Task to carry out = Could you return the full listing, every line exactly as given?
=======
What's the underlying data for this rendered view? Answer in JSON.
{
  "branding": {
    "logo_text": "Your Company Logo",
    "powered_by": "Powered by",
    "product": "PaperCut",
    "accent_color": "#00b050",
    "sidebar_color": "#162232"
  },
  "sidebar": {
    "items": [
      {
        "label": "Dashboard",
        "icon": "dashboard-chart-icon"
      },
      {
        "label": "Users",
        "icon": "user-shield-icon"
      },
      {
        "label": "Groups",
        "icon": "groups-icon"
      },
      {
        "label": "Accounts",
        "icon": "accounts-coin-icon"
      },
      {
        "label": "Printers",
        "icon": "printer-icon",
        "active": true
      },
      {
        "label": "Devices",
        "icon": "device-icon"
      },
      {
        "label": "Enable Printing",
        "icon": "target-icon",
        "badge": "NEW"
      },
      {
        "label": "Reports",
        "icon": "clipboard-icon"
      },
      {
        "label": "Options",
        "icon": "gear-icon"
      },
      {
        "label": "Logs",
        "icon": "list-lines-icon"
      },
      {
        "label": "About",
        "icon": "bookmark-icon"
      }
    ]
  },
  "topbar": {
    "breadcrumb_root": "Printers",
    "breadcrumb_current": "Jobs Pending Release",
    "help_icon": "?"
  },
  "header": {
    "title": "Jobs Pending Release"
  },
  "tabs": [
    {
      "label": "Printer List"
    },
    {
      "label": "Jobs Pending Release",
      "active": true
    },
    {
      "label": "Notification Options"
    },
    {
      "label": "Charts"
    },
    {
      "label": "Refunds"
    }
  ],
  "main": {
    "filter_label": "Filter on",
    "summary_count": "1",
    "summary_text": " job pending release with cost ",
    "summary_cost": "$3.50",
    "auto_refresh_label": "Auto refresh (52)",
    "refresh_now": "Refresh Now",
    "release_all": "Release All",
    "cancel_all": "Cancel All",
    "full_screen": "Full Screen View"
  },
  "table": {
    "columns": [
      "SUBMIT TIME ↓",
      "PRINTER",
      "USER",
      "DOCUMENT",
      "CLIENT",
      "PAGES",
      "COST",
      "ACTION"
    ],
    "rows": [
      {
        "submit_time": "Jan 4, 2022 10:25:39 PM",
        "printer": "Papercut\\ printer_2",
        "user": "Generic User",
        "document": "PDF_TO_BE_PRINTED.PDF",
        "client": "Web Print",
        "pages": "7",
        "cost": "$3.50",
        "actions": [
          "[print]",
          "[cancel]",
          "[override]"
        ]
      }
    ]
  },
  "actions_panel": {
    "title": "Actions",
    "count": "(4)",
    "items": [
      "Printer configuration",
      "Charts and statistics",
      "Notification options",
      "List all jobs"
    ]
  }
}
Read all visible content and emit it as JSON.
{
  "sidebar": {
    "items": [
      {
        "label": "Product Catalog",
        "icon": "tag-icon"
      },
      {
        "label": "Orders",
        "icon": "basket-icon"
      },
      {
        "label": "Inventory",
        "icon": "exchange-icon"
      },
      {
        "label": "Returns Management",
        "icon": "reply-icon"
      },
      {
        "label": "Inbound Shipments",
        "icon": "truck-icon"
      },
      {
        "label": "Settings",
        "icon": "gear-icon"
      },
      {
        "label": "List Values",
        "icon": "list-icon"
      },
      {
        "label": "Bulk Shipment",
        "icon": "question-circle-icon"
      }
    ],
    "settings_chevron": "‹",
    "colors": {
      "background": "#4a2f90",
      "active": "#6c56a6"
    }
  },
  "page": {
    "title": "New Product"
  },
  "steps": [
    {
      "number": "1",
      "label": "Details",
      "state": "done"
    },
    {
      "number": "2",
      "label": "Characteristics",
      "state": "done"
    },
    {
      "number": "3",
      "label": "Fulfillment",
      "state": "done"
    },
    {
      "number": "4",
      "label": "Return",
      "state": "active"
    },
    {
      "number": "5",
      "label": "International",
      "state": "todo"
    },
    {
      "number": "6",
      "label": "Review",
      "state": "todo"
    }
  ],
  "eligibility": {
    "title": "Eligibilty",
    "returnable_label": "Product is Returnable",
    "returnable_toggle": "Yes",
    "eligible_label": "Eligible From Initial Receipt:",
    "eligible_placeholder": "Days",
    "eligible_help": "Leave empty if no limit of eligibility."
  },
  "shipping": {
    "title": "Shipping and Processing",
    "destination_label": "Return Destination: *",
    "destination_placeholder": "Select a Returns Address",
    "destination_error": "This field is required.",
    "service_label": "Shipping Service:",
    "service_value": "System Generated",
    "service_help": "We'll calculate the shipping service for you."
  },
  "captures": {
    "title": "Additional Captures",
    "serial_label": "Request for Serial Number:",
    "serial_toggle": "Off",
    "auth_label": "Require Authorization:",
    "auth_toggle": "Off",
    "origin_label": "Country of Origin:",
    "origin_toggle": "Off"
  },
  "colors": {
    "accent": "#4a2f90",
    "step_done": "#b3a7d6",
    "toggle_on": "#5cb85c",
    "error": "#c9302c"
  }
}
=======
Response =
What's the underlying data for this rendered view? Answer in JSON.
{
  "branding": {
    "logo_text": "Your Company Logo",
    "powered_by": "Powered by",
    "product": "PaperCut",
    "accent_color": "#00b050",
    "sidebar_color": "#162232"
  },
  "sidebar": {
    "items": [
      {
        "label": "Dashboard",
        "icon": "dashboard-chart-icon"
      },
      {
        "label": "Users",
        "icon": "user-shield-icon"
      },
      {
        "label": "Groups",
        "icon": "groups-icon"
      },
      {
        "label": "Accounts",
        "icon": "accounts-coin-icon"
      },
      {
        "label": "Printers",
        "icon": "printer-icon",
        "active": true
      },
      {
        "label": "Devices",
        "icon": "device-icon"
      },
      {
        "label": "Enable Printing",
        "icon": "target-icon",
        "badge": "NEW"
      },
      {
        "label": "Reports",
        "icon": "clipboard-icon"
      },
      {
        "label": "Options",
        "icon": "gear-icon"
      },
      {
        "label": "Logs",
        "icon": "list-lines-icon"
      },
      {
        "label": "About",
        "icon": "bookmark-icon"
      }
    ]
  },
  "topbar": {
    "breadcrumb_root": "Printers",
    "breadcrumb_current": "Jobs Pending Release",
    "help_icon": "?"
  },
  "header": {
    "title": "Jobs Pending Release"
  },
  "tabs": [
    {
      "label": "Printer List"
    },
    {
      "label": "Jobs Pending Release",
      "active": true
    },
    {
      "label": "Notification Options"
    },
    {
      "label": "Charts"
    },
    {
      "label": "Refunds"
    }
  ],
  "main": {
    "filter_label": "Filter on",
    "summary_count": "1",
    "summary_text": " job pending release with cost ",
    "summary_cost": "$3.50",
    "auto_refresh_label": "Auto refresh (52)",
    "refresh_now": "Refresh Now",
    "release_all": "Release All",
    "cancel_all": "Cancel All",
    "full_screen": "Full Screen View"
  },
  "table": {
    "columns": [
      "SUBMIT TIME ↓",
      "PRINTER",
      "USER",
      "DOCUMENT",
      "CLIENT",
      "PAGES",
      "COST",
      "ACTION"
    ],
    "rows": [
      {
        "submit_time": "Jan 4, 2022 10:25:39 PM",
        "printer": "Papercut\\ printer_2",
        "user": "Generic User",
        "document": "PDF_TO_BE_PRINTED.PDF",
        "client": "Web Print",
        "pages": "7",
        "cost": "$3.50",
        "actions": [
          "[print]",
          "[cancel]",
          "[override]"
        ]
      }
    ]
  },
  "actions_panel": {
    "title": "Actions",
    "count": "(4)",
    "items": [
      "Printer configuration",
      "Charts and statistics",
      "Notification options",
      "List all jobs"
    ]
  }
}
Read all visible content and emit it as JSON.
{
  "sidebar": {
    "items": [
      {
        "label": "Product Catalog",
        "icon": "tag-icon"
      },
      {
        "label": "Orders",
        "icon": "basket-icon"
      },
      {
        "label": "Inventory",
        "icon": "exchange-icon"
      },
      {
        "label": "Returns Management",
        "icon": "reply-icon"
      },
      {
        "label": "Inbound Shipments",
        "icon": "truck-icon"
      },
      {
        "label": "Settings",
        "icon": "gear-icon"
      },
      {
        "label": "List Values",
        "icon": "list-icon"
      },
      {
        "label": "Bulk Shipment",
        "icon": "question-circle-icon"
      }
    ],
    "settings_chevron": "‹",
    "colors": {
      "background": "#4a2f90",
      "active": "#6c56a6"
    }
  },
  "page": {
    "title": "New Product"
  },
  "steps": [
    {
      "number": "1",
      "label": "Details",
      "state": "done"
    },
    {
      "number": "2",
      "label": "Characteristics",
      "state": "done"
    },
    {
      "number": "3",
      "label": "Fulfillment",
      "state": "done"
    },
    {
      "number": "4",
      "label": "Return",
      "state": "active"
    },
    {
      "number": "5",
      "label": "International",
      "state": "todo"
    },
    {
      "number": "6",
      "label": "Review",
      "state": "todo"
    }
  ],
  "eligibility": {
    "title": "Eligibilty",
    "returnable_label": "Product is Returnable",
    "returnable_toggle": "Yes",
    "eligible_label": "Eligible From Initial Receipt:",
    "eligible_placeholder": "Days",
    "eligible_help": "Leave empty if no limit of eligibility."
  },
  "shipping": {
    "title": "Shipping and Processing",
    "destination_label": "Return Destination: *",
    "destination_placeholder": "Select a Returns Address",
    "destination_error": "This field is required.",
    "service_label": "Shipping Service:",
    "service_value": "System Generated",
    "service_help": "We'll calculate the shipping service for you."
  },
  "captures": {
    "title": "Additional Captures",
    "serial_label": "Request for Serial Number:",
    "serial_toggle": "Off",
    "auth_label": "Require Authorization:",
    "auth_toggle": "Off",
    "origin_label": "Country of Origin:",
    "origin_toggle": "Off"
  },
  "colors": {
    "accent": "#4a2f90",
    "step_done": "#b3a7d6",
    "toggle_on": "#5cb85c",
    "error": "#c9302c"
  }
}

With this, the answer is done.